===== Data supplied
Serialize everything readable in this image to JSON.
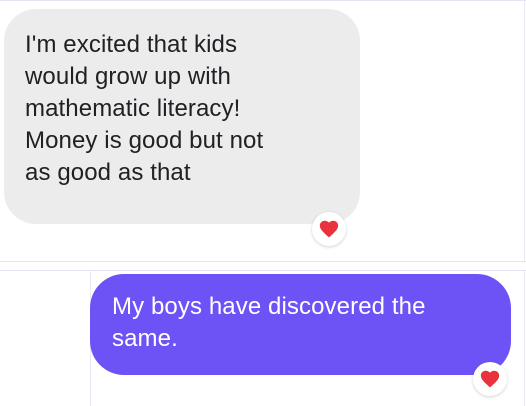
{
  "conversation": {
    "messages": [
      {
        "direction": "received",
        "text": "I'm excited that kids\nwould grow up with\nmathematic literacy!\nMoney is good but not\nas good as that",
        "reaction": "heart-icon"
      },
      {
        "direction": "sent",
        "text": "My boys have discovered the\nsame.",
        "reaction": "heart-icon"
      }
    ]
  },
  "colors": {
    "received_bubble": "#ececed",
    "sent_bubble": "#6d53f6",
    "heart": "#e9323c"
  }
}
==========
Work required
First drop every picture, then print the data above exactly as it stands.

Your solution
Serialize everything readable in this image to JSON.
{
  "conversation": {
    "messages": [
      {
        "direction": "received",
        "text": "I'm excited that kids\nwould grow up with\nmathematic literacy!\nMoney is good but not\nas good as that",
        "reaction": "heart-icon"
      },
      {
        "direction": "sent",
        "text": "My boys have discovered the\nsame.",
        "reaction": "heart-icon"
      }
    ]
  },
  "colors": {
    "received_bubble": "#ececed",
    "sent_bubble": "#6d53f6",
    "heart": "#e9323c"
  }
}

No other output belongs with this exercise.